» **Task objective**
Every line in the data below that has the word "précédente" should be returned.

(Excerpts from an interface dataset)
>>>

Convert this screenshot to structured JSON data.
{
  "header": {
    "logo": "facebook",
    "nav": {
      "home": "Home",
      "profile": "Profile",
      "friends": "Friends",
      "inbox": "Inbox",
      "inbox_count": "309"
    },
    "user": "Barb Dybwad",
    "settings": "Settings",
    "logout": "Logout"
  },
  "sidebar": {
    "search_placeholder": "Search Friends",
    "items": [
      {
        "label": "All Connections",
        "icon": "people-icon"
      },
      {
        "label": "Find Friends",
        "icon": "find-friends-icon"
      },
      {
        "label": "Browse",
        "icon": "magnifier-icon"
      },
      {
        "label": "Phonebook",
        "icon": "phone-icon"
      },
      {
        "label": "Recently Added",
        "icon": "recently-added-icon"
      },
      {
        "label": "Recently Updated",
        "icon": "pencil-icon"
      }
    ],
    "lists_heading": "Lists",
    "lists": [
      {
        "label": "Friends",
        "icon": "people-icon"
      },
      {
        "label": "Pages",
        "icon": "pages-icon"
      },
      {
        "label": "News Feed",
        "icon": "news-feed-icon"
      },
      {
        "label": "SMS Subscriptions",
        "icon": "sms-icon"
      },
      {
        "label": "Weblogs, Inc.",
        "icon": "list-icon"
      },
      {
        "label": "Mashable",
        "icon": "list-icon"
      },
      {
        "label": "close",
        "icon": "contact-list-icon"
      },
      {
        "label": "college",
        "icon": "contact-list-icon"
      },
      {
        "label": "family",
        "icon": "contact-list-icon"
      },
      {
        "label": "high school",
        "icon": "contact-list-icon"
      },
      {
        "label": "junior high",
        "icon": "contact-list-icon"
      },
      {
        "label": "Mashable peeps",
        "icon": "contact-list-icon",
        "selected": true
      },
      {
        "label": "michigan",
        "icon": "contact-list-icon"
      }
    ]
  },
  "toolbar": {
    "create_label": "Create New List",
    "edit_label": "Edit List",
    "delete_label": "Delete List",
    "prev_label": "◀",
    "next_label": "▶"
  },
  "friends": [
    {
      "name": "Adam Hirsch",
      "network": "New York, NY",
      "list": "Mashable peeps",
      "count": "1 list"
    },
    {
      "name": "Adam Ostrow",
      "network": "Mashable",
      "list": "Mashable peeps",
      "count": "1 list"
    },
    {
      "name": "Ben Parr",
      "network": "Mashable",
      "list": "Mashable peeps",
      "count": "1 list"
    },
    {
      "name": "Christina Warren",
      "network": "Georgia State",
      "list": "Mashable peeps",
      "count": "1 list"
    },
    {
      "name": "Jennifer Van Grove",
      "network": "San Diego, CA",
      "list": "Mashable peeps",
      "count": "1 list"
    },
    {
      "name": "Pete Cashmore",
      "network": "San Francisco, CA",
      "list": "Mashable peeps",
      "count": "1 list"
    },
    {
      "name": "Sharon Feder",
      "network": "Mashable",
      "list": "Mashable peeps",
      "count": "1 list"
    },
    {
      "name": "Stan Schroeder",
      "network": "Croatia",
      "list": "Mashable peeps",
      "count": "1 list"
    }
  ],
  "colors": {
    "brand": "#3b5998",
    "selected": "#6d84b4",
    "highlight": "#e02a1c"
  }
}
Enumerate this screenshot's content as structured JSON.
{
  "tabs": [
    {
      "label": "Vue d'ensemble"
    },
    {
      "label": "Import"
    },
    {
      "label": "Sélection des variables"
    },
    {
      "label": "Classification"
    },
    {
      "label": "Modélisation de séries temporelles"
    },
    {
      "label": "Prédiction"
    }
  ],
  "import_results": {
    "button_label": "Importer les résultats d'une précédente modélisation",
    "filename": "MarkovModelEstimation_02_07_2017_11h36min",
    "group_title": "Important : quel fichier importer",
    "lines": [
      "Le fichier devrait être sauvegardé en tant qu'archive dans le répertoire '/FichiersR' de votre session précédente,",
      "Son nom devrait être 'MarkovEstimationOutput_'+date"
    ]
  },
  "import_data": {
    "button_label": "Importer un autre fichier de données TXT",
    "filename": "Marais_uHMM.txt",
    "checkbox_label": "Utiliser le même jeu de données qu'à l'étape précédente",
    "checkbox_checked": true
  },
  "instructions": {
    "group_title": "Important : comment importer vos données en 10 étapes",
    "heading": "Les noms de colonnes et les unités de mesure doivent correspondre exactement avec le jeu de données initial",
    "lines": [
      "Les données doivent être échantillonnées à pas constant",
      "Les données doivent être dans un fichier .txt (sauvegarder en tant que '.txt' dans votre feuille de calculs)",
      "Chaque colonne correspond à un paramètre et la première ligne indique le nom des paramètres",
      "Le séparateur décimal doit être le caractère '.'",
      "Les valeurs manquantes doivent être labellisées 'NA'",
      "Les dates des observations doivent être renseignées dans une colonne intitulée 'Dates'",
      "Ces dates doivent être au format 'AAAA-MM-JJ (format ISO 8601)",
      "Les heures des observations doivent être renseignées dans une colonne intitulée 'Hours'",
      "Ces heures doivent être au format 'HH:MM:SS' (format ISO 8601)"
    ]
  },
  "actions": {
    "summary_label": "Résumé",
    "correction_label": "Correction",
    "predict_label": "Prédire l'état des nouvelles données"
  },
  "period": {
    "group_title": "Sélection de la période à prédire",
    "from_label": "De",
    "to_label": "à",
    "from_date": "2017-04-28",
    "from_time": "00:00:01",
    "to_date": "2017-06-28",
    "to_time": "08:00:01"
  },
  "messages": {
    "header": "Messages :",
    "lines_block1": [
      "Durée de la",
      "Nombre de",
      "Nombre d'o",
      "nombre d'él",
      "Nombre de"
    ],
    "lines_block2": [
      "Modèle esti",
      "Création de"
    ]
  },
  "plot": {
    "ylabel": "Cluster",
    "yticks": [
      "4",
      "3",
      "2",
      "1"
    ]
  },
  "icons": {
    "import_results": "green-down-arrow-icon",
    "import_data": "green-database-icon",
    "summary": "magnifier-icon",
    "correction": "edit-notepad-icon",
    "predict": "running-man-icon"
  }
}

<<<

» **Response**
    "button_label": "Importer les résultats d'une précédente modélisation",
      "Le fichier devrait être sauvegardé en tant qu'archive dans le répertoire '/FichiersR' de votre session précédente,",
    "checkbox_label": "Utiliser le même jeu de données qu'à l'étape précédente",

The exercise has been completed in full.